Minneapolis Domestic Violence Experiment Police Foundation ReportsPage 2 of 13 April 1984
surveyed. Despite the fact thatviolence is reported to be presentin one-third (Bard and Zacker,1974) to two-thirds (Black, 1980)of all domestic disturbancespolice respond to, policedepartment data show arrests inonly five percent of thosedisturbances in Oakland (Hart,n.d., cited in Meyer and Lorimer,1977:21), six percent of thosedisturbances in a Colorado city(Patrick, Ellis, and Hoffmeister,n.d., cited in Meyer and Lorimer,1977:21), and six percent in Los Angeles County (Emerson, 1979).The best available evidence onthe frequency of arrest is theobservations from the Black andReiss study of Boston,Washington, and Chicago policein 1966 (Black, 1980:182). Policeresponding to disputes in thosecities made arrests in 27 percentof violent felonies and 17 percentof the violent misdemeanors. Among married couples (Black,1980:158), they made arrests in26 percent of the cases, but triedto remove one of the parties in 38percent of the cases.The apparent preference of manypolice for separating the partiesrather than arresting theoffender has been attacked fromtwo directions over the past 15years. The original critique camefrom clinical psychologists whoagreed that police should rarelymake arrests (Potter, 1978:46;Fagin, 1978:123-124) in domesticassault cases and argued thatpolice should mediate thedisputes responsible for theviolence. A highly publicizeddemonstration project teachingpolice special counseling skills forfamily crisis intervention (Bard,1970) failed to show a reductionin violence, but was interpretedas a success nonetheless. By1977, a national survey of policeagencies with 100 or moreofficers found that over 70percent reported a family crisisintervention training program inoperation. Although it is notclear whether these programsreduced separation and increasedmediation, a decline in arrestswas noted for some (Wylie, et al.,1976). Indeed, many soughtexplicitly to
the number of arrests (University of Rochester,1974; Ketterman and Kravitz,1978).By the mid-1970s, policepractices were criticized from theopposite direction by feministgroups. Just as psychologistssucceeded in having many policeagencies respond to domesticviolence as “half social work andhalf police work,” feminists beganto argue that police put “toomuch emphasis on the socialwork aspect and not enough onthe criminal” (Langley and Levy,1977:218). Widely publicizedlawsuits in New York andOakland sought to compel policeto make arrests in every case of domestic assault, and statelegislatures were lobbiedsuccessfully to reduce theevidentiary requirements neededfor police to make arrests formisdemeanor domestic assaults.Some legislatures are nowconsidering statutes requiringpolice to make arrests in thesecases.The feminist critique wasbolstered by a study (PoliceFoundation, 1976) showing thatfor 85 percent of a sample of spouse killings, police hadintervened at least once in thepreceding two years.

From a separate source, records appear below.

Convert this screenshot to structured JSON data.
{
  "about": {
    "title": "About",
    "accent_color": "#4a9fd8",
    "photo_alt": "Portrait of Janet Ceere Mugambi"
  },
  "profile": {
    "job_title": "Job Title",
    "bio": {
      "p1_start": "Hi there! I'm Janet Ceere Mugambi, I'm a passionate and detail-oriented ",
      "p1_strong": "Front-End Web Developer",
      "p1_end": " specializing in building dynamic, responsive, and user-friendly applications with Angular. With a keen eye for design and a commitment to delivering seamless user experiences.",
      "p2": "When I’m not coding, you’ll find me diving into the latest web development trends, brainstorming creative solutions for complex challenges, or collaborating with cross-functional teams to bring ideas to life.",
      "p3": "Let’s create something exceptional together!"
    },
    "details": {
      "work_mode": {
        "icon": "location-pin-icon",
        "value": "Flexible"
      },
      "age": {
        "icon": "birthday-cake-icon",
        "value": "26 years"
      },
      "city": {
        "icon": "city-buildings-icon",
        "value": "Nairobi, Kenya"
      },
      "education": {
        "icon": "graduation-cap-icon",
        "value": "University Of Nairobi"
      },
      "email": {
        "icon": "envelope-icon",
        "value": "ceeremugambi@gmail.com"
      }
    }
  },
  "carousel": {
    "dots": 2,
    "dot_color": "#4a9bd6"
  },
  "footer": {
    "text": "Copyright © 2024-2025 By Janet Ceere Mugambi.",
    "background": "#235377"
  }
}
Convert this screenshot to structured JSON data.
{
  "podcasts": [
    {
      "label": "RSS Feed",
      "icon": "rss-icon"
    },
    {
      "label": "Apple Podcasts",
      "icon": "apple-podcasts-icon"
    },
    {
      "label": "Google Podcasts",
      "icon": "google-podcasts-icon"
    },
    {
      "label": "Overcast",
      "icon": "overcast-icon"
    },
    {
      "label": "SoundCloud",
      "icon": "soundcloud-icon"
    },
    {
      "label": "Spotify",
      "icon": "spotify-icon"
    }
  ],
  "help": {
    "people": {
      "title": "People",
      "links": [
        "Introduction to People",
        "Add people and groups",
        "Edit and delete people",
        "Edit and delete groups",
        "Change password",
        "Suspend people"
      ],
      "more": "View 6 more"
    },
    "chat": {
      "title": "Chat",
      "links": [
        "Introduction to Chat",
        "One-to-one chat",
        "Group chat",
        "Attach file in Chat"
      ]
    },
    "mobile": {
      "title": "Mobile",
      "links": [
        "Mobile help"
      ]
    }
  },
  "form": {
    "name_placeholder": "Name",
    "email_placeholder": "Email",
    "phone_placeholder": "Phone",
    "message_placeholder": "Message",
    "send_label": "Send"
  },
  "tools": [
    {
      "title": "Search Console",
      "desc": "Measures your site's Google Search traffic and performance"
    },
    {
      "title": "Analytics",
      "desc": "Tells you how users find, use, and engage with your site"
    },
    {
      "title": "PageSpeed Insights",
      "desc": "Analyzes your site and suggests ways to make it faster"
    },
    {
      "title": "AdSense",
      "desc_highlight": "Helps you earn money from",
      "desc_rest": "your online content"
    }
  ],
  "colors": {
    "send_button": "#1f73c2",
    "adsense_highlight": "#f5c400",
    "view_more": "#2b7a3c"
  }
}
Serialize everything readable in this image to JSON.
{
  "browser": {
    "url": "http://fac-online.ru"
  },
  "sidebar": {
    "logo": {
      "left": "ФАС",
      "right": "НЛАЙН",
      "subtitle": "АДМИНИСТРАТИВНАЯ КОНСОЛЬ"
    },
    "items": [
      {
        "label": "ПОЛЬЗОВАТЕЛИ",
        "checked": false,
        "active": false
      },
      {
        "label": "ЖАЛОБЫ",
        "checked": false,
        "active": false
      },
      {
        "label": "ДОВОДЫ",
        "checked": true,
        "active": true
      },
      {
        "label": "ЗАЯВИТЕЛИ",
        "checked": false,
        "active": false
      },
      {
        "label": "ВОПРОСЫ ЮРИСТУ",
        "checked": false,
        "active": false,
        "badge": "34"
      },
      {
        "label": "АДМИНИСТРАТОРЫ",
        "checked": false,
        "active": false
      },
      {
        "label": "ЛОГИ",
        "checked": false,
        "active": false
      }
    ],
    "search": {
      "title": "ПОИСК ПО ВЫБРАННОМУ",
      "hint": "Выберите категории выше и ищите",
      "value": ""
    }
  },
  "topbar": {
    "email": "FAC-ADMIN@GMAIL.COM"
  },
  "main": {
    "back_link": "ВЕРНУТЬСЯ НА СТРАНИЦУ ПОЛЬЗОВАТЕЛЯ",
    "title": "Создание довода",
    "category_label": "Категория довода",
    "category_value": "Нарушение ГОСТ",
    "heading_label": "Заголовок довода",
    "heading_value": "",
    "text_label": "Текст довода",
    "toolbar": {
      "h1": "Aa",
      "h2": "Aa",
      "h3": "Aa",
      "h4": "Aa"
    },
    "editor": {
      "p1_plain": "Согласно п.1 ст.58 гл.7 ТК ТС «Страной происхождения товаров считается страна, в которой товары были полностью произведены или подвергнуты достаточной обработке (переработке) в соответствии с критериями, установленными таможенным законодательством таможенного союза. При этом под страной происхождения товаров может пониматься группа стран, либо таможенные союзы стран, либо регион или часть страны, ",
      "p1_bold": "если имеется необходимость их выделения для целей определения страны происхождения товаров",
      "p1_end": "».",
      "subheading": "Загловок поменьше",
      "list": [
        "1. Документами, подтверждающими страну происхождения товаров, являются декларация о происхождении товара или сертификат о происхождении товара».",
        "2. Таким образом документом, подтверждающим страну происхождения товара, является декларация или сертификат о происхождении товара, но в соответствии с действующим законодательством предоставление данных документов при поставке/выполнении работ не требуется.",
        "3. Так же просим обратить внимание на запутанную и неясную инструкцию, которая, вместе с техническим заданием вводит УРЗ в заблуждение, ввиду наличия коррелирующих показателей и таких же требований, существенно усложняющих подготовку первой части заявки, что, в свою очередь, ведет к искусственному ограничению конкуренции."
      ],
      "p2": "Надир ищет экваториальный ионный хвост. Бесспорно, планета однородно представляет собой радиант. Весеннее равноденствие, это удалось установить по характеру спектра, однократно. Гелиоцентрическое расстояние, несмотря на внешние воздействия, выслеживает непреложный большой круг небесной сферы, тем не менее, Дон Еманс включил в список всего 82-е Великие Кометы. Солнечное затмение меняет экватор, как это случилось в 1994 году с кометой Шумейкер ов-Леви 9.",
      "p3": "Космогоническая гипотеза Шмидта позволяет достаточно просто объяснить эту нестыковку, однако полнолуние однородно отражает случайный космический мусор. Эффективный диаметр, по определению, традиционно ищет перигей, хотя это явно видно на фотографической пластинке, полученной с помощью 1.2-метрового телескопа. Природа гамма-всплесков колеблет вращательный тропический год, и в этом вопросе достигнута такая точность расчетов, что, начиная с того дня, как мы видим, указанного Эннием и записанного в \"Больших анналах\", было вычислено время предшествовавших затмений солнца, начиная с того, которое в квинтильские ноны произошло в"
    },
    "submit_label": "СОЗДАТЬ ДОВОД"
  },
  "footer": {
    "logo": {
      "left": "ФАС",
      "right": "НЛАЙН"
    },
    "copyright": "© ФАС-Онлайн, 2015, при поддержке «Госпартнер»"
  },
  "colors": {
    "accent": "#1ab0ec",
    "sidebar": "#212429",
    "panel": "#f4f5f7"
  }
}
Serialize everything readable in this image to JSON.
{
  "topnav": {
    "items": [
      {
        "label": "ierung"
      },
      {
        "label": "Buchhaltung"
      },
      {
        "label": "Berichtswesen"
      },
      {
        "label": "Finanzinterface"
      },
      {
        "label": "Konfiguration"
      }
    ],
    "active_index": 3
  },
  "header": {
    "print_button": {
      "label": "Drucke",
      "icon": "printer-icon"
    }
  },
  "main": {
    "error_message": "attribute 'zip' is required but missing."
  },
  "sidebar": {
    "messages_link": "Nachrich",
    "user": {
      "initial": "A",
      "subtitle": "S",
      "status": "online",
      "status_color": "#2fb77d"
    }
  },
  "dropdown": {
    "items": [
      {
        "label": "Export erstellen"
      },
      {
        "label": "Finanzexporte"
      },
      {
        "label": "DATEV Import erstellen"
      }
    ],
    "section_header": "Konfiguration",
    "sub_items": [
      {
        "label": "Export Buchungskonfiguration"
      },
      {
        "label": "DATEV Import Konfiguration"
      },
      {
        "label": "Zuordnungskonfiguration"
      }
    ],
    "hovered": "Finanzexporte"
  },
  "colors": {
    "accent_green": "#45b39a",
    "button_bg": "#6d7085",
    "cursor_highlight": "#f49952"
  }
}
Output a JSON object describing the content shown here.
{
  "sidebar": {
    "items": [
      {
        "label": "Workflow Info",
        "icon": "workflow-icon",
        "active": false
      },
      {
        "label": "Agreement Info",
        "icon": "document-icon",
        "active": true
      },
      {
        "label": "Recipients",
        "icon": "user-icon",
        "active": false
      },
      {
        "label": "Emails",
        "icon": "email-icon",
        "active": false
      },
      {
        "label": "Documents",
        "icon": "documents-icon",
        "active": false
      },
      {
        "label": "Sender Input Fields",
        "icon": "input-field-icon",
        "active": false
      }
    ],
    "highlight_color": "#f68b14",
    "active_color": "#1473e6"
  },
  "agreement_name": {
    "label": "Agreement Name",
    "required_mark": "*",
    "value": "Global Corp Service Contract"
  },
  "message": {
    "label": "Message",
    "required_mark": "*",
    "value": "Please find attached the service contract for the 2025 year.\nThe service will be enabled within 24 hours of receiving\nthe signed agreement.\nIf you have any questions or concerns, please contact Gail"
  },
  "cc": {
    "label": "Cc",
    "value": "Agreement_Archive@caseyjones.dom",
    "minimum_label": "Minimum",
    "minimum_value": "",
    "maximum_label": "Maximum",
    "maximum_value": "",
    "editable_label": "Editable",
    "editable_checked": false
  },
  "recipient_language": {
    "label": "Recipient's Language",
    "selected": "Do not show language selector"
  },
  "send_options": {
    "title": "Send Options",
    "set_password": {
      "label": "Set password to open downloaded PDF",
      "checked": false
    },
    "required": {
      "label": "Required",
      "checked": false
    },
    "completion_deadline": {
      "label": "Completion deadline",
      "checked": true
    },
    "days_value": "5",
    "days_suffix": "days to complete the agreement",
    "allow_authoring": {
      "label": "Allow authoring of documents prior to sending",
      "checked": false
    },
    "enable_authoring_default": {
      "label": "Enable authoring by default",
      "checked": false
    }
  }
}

For 54percent of those homicides, policehad intervened five or moretimes. But it was impossible todetermine from the data whethermaking more or fewer arrestswould have reduced the homiciderate.
How the Experiment Was Designed
In order to find which policeapproach was most effective indeterring future domesticviolence, the Police Foundationand the Minneapolis PoliceDepartment agreed to conduct aclassic experiment. A classic experiment is aresearch design that allowsscientists to discover the effectsof one thing on another byholding constant all otherpossible causes of those effects.The design of the experimentcalled for a lottery selection,which ensured that there wouldbe no difference among the threegroups of suspects receiving thedifferent police responses (Cookand Campbell, 1979). The lotterydetermined which of the threeresponses police officers woulduse on each suspect in a domesticassault case. According to thelottery, a suspect would bearrested, or sent from the sceneof the assault for eight hours, orgiven some form of advice, whichcould include mediation at anofficer’s discretion. In thelanguage of the experiment,these responses were called thearrest, send, and advisetreatments. The design called fora six-month follow-up period tomeasure the frequency andseriousness of any futuredomestic violence in all cases inwhich the police intervened.The design applied only to simple(misdemeanor) domesticassaults, where both the suspectand the victim were presentwhen the police arrived. Thus,the experiment included onlythose cases in which police wereempowered, but not required, tomake arrests under a recentlyliberalized Minnesota state law.